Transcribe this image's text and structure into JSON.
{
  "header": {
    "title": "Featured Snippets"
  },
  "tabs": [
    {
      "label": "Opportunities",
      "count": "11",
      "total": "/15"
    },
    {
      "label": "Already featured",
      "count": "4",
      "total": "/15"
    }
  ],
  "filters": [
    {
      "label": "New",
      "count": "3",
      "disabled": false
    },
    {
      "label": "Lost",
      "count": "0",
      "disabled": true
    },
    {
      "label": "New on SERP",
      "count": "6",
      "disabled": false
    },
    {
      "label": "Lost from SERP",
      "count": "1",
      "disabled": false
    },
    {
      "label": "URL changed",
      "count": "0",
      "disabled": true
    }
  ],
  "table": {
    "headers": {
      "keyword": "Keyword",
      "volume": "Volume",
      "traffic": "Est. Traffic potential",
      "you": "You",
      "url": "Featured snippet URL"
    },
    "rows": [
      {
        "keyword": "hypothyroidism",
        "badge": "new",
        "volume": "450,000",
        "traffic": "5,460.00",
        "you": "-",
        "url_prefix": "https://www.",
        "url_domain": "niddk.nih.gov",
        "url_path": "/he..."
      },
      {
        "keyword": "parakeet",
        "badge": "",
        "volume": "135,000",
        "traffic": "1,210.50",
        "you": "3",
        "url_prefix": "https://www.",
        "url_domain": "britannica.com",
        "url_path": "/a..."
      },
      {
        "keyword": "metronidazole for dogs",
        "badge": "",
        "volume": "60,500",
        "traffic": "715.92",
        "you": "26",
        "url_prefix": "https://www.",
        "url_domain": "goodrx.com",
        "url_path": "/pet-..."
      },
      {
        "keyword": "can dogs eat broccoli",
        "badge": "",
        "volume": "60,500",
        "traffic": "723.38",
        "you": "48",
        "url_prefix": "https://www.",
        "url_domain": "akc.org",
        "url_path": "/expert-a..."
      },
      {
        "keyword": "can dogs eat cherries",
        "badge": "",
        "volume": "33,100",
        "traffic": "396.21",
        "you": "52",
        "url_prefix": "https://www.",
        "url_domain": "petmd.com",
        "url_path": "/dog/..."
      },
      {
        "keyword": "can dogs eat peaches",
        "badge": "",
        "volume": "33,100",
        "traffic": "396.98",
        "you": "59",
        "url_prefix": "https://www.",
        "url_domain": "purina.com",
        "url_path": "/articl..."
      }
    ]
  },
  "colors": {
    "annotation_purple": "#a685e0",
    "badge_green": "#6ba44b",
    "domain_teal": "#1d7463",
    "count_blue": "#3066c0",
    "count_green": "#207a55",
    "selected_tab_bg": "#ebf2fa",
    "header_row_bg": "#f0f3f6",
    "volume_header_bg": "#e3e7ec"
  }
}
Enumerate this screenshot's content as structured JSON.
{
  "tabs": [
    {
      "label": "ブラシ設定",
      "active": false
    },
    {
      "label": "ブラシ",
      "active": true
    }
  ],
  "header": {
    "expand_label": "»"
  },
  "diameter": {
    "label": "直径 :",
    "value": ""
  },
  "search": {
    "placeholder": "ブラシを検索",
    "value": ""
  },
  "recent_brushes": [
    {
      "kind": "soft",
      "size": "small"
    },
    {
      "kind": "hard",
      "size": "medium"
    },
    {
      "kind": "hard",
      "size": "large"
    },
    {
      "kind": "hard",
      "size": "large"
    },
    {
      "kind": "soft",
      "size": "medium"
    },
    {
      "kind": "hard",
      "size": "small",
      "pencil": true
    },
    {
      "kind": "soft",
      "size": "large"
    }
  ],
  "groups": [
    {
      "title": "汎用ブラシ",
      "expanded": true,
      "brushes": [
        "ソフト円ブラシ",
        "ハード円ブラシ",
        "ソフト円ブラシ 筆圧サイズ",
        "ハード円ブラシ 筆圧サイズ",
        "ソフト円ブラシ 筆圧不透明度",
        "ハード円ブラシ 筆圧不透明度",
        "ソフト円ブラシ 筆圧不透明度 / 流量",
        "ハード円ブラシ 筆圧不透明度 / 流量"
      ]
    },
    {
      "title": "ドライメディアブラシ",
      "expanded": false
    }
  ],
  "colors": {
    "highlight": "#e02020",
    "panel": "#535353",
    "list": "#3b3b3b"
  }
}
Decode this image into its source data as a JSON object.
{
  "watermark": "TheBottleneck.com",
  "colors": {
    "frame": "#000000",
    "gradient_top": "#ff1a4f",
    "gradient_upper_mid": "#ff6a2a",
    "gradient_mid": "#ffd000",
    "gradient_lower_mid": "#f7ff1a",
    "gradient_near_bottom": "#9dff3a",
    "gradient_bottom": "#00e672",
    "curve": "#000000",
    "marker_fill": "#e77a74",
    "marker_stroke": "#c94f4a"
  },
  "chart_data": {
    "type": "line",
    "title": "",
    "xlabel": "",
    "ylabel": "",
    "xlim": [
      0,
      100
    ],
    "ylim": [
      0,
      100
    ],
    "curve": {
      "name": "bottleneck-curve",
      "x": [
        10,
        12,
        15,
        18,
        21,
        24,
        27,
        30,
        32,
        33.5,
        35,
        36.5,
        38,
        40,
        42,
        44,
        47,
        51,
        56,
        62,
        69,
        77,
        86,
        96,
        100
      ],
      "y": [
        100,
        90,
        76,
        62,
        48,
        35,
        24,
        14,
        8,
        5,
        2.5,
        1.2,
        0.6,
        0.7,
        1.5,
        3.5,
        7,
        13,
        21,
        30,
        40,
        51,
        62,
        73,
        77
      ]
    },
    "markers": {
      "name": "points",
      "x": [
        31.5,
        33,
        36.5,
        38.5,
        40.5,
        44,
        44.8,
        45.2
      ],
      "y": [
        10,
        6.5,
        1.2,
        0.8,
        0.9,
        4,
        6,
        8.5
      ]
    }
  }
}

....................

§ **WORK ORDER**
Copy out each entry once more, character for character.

§ **SOLUTION FOR THIS TASK**
Transcribe this image's text and structure into JSON.
{
  "header": {
    "title": "Featured Snippets"
  },
  "tabs": [
    {
      "label": "Opportunities",
      "count": "11",
      "total": "/15"
    },
    {
      "label": "Already featured",
      "count": "4",
      "total": "/15"
    }
  ],
  "filters": [
    {
      "label": "New",
      "count": "3",
      "disabled": false
    },
    {
      "label": "Lost",
      "count": "0",
      "disabled": true
    },
    {
      "label": "New on SERP",
      "count": "6",
      "disabled": false
    },
    {
      "label": "Lost from SERP",
      "count": "1",
      "disabled": false
    },
    {
      "label": "URL changed",
      "count": "0",
      "disabled": true
    }
  ],
  "table": {
    "headers": {
      "keyword": "Keyword",
      "volume": "Volume",
      "traffic": "Est. Traffic potential",
      "you": "You",
      "url": "Featured snippet URL"
    },
    "rows": [
      {
        "keyword": "hypothyroidism",
        "badge": "new",
        "volume": "450,000",
        "traffic": "5,460.00",
        "you": "-",
        "url_prefix": "https://www.",
        "url_domain": "niddk.nih.gov",
        "url_path": "/he..."
      },
      {
        "keyword": "parakeet",
        "badge": "",
        "volume": "135,000",
        "traffic": "1,210.50",
        "you": "3",
        "url_prefix": "https://www.",
        "url_domain": "britannica.com",
        "url_path": "/a..."
      },
      {
        "keyword": "metronidazole for dogs",
        "badge": "",
        "volume": "60,500",
        "traffic": "715.92",
        "you": "26",
        "url_prefix": "https://www.",
        "url_domain": "goodrx.com",
        "url_path": "/pet-..."
      },
      {
        "keyword": "can dogs eat broccoli",
        "badge": "",
        "volume": "60,500",
        "traffic": "723.38",
        "you": "48",
        "url_prefix": "https://www.",
        "url_domain": "akc.org",
        "url_path": "/expert-a..."
      },
      {
        "keyword": "can dogs eat cherries",
        "badge": "",
        "volume": "33,100",
        "traffic": "396.21",
        "you": "52",
        "url_prefix": "https://www.",
        "url_domain": "petmd.com",
        "url_path": "/dog/..."
      },
      {
        "keyword": "can dogs eat peaches",
        "badge": "",
        "volume": "33,100",
        "traffic": "396.98",
        "you": "59",
        "url_prefix": "https://www.",
        "url_domain": "purina.com",
        "url_path": "/articl..."
      }
    ]
  },
  "colors": {
    "annotation_purple": "#a685e0",
    "badge_green": "#6ba44b",
    "domain_teal": "#1d7463",
    "count_blue": "#3066c0",
    "count_green": "#207a55",
    "selected_tab_bg": "#ebf2fa",
    "header_row_bg": "#f0f3f6",
    "volume_header_bg": "#e3e7ec"
  }
}
Enumerate this screenshot's content as structured JSON.
{
  "tabs": [
    {
      "label": "ブラシ設定",
      "active": false
    },
    {
      "label": "ブラシ",
      "active": true
    }
  ],
  "header": {
    "expand_label": "»"
  },
  "diameter": {
    "label": "直径 :",
    "value": ""
  },
  "search": {
    "placeholder": "ブラシを検索",
    "value": ""
  },
  "recent_brushes": [
    {
      "kind": "soft",
      "size": "small"
    },
    {
      "kind": "hard",
      "size": "medium"
    },
    {
      "kind": "hard",
      "size": "large"
    },
    {
      "kind": "hard",
      "size": "large"
    },
    {
      "kind": "soft",
      "size": "medium"
    },
    {
      "kind": "hard",
      "size": "small",
      "pencil": true
    },
    {
      "kind": "soft",
      "size": "large"
    }
  ],
  "groups": [
    {
      "title": "汎用ブラシ",
      "expanded": true,
      "brushes": [
        "ソフト円ブラシ",
        "ハード円ブラシ",
        "ソフト円ブラシ 筆圧サイズ",
        "ハード円ブラシ 筆圧サイズ",
        "ソフト円ブラシ 筆圧不透明度",
        "ハード円ブラシ 筆圧不透明度",
        "ソフト円ブラシ 筆圧不透明度 / 流量",
        "ハード円ブラシ 筆圧不透明度 / 流量"
      ]
    },
    {
      "title": "ドライメディアブラシ",
      "expanded": false
    }
  ],
  "colors": {
    "highlight": "#e02020",
    "panel": "#535353",
    "list": "#3b3b3b"
  }
}
Decode this image into its source data as a JSON object.
{
  "watermark": "TheBottleneck.com",
  "colors": {
    "frame": "#000000",
    "gradient_top": "#ff1a4f",
    "gradient_upper_mid": "#ff6a2a",
    "gradient_mid": "#ffd000",
    "gradient_lower_mid": "#f7ff1a",
    "gradient_near_bottom": "#9dff3a",
    "gradient_bottom": "#00e672",
    "curve": "#000000",
    "marker_fill": "#e77a74",
    "marker_stroke": "#c94f4a"
  },
  "chart_data": {
    "type": "line",
    "title": "",
    "xlabel": "",
    "ylabel": "",
    "xlim": [
      0,
      100
    ],
    "ylim": [
      0,
      100
    ],
    "curve": {
      "name": "bottleneck-curve",
      "x": [
        10,
        12,
        15,
        18,
        21,
        24,
        27,
        30,
        32,
        33.5,
        35,
        36.5,
        38,
        40,
        42,
        44,
        47,
        51,
        56,
        62,
        69,
        77,
        86,
        96,
        100
      ],
      "y": [
        100,
        90,
        76,
        62,
        48,
        35,
        24,
        14,
        8,
        5,
        2.5,
        1.2,
        0.6,
        0.7,
        1.5,
        3.5,
        7,
        13,
        21,
        30,
        40,
        51,
        62,
        73,
        77
      ]
    },
    "markers": {
      "name": "points",
      "x": [
        31.5,
        33,
        36.5,
        38.5,
        40.5,
        44,
        44.8,
        45.2
      ],
      "y": [
        10,
        6.5,
        1.2,
        0.8,
        0.9,
        4,
        6,
        8.5
      ]
    }
  }
}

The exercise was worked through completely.